• _Activity_: In full and without change, repeat the records shown below.

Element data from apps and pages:
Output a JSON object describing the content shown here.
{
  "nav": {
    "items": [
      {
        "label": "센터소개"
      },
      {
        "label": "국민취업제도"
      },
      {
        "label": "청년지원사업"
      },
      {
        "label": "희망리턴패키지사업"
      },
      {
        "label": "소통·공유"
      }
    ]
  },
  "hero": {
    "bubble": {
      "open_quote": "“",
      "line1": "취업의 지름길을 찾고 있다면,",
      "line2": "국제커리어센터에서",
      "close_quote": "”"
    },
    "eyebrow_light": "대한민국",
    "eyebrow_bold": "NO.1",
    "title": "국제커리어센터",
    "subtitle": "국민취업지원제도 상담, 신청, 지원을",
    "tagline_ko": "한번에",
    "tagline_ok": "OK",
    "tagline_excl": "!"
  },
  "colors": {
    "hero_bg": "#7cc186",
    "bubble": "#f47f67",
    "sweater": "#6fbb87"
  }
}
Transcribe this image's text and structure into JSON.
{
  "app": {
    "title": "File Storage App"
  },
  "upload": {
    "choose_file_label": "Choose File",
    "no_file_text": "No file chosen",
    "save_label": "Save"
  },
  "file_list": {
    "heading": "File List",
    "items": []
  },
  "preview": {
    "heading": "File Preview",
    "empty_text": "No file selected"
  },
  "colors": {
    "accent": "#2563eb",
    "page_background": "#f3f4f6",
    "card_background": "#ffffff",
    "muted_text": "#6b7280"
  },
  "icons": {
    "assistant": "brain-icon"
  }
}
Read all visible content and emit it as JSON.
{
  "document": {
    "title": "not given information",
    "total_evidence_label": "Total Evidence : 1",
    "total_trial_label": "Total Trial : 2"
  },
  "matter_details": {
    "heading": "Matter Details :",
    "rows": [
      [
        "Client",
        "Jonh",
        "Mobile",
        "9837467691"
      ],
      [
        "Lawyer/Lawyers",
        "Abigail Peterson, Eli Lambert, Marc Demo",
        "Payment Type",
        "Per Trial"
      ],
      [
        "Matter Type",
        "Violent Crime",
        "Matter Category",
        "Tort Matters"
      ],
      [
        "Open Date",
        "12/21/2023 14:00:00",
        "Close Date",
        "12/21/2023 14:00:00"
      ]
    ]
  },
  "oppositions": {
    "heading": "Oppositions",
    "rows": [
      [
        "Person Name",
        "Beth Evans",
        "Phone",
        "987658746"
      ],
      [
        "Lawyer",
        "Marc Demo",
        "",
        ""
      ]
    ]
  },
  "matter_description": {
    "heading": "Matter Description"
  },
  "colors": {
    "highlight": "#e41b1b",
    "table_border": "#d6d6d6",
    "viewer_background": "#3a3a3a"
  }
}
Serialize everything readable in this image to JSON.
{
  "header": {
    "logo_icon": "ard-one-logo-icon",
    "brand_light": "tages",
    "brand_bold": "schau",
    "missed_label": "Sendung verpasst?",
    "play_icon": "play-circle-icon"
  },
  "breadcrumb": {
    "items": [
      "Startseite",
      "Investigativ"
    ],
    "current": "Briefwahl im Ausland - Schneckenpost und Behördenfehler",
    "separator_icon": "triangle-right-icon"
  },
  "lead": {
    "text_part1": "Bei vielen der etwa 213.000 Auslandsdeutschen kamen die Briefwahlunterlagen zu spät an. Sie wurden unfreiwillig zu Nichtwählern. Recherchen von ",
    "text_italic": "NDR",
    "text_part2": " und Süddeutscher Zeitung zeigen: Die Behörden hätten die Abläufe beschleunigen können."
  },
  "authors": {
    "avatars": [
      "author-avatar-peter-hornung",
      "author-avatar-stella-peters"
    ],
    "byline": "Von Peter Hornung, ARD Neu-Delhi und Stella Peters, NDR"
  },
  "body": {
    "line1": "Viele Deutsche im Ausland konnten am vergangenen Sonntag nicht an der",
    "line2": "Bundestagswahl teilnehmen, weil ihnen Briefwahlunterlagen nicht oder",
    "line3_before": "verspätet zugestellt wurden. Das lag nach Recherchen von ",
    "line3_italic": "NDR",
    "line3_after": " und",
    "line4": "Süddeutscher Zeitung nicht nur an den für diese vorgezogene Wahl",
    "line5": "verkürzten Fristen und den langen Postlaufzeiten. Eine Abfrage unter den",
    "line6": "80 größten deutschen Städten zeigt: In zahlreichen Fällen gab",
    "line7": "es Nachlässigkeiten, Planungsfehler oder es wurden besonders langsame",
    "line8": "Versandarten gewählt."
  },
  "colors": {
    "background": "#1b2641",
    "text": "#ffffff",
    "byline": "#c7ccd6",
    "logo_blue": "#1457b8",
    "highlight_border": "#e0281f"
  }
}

• _Reply_:
Output a JSON object describing the content shown here.
{
  "nav": {
    "items": [
      {
        "label": "센터소개"
      },
      {
        "label": "국민취업제도"
      },
      {
        "label": "청년지원사업"
      },
      {
        "label": "희망리턴패키지사업"
      },
      {
        "label": "소통·공유"
      }
    ]
  },
  "hero": {
    "bubble": {
      "open_quote": "“",
      "line1": "취업의 지름길을 찾고 있다면,",
      "line2": "국제커리어센터에서",
      "close_quote": "”"
    },
    "eyebrow_light": "대한민국",
    "eyebrow_bold": "NO.1",
    "title": "국제커리어센터",
    "subtitle": "국민취업지원제도 상담, 신청, 지원을",
    "tagline_ko": "한번에",
    "tagline_ok": "OK",
    "tagline_excl": "!"
  },
  "colors": {
    "hero_bg": "#7cc186",
    "bubble": "#f47f67",
    "sweater": "#6fbb87"
  }
}
Transcribe this image's text and structure into JSON.
{
  "app": {
    "title": "File Storage App"
  },
  "upload": {
    "choose_file_label": "Choose File",
    "no_file_text": "No file chosen",
    "save_label": "Save"
  },
  "file_list": {
    "heading": "File List",
    "items": []
  },
  "preview": {
    "heading": "File Preview",
    "empty_text": "No file selected"
  },
  "colors": {
    "accent": "#2563eb",
    "page_background": "#f3f4f6",
    "card_background": "#ffffff",
    "muted_text": "#6b7280"
  },
  "icons": {
    "assistant": "brain-icon"
  }
}
Read all visible content and emit it as JSON.
{
  "document": {
    "title": "not given information",
    "total_evidence_label": "Total Evidence : 1",
    "total_trial_label": "Total Trial : 2"
  },
  "matter_details": {
    "heading": "Matter Details :",
    "rows": [
      [
        "Client",
        "Jonh",
        "Mobile",
        "9837467691"
      ],
      [
        "Lawyer/Lawyers",
        "Abigail Peterson, Eli Lambert, Marc Demo",
        "Payment Type",
        "Per Trial"
      ],
      [
        "Matter Type",
        "Violent Crime",
        "Matter Category",
        "Tort Matters"
      ],
      [
        "Open Date",
        "12/21/2023 14:00:00",
        "Close Date",
        "12/21/2023 14:00:00"
      ]
    ]
  },
  "oppositions": {
    "heading": "Oppositions",
    "rows": [
      [
        "Person Name",
        "Beth Evans",
        "Phone",
        "987658746"
      ],
      [
        "Lawyer",
        "Marc Demo",
        "",
        ""
      ]
    ]
  },
  "matter_description": {
    "heading": "Matter Description"
  },
  "colors": {
    "highlight": "#e41b1b",
    "table_border": "#d6d6d6",
    "viewer_background": "#3a3a3a"
  }
}
Serialize everything readable in this image to JSON.
{
  "header": {
    "logo_icon": "ard-one-logo-icon",
    "brand_light": "tages",
    "brand_bold": "schau",
    "missed_label": "Sendung verpasst?",
    "play_icon": "play-circle-icon"
  },
  "breadcrumb": {
    "items": [
      "Startseite",
      "Investigativ"
    ],
    "current": "Briefwahl im Ausland - Schneckenpost und Behördenfehler",
    "separator_icon": "triangle-right-icon"
  },
  "lead": {
    "text_part1": "Bei vielen der etwa 213.000 Auslandsdeutschen kamen die Briefwahlunterlagen zu spät an. Sie wurden unfreiwillig zu Nichtwählern. Recherchen von ",
    "text_italic": "NDR",
    "text_part2": " und Süddeutscher Zeitung zeigen: Die Behörden hätten die Abläufe beschleunigen können."
  },
  "authors": {
    "avatars": [
      "author-avatar-peter-hornung",
      "author-avatar-stella-peters"
    ],
    "byline": "Von Peter Hornung, ARD Neu-Delhi und Stella Peters, NDR"
  },
  "body": {
    "line1": "Viele Deutsche im Ausland konnten am vergangenen Sonntag nicht an der",
    "line2": "Bundestagswahl teilnehmen, weil ihnen Briefwahlunterlagen nicht oder",
    "line3_before": "verspätet zugestellt wurden. Das lag nach Recherchen von ",
    "line3_italic": "NDR",
    "line3_after": " und",
    "line4": "Süddeutscher Zeitung nicht nur an den für diese vorgezogene Wahl",
    "line5": "verkürzten Fristen und den langen Postlaufzeiten. Eine Abfrage unter den",
    "line6": "80 größten deutschen Städten zeigt: In zahlreichen Fällen gab",
    "line7": "es Nachlässigkeiten, Planungsfehler oder es wurden besonders langsame",
    "line8": "Versandarten gewählt."
  },
  "colors": {
    "background": "#1b2641",
    "text": "#ffffff",
    "byline": "#c7ccd6",
    "logo_blue": "#1457b8",
    "highlight_border": "#e0281f"
  }
}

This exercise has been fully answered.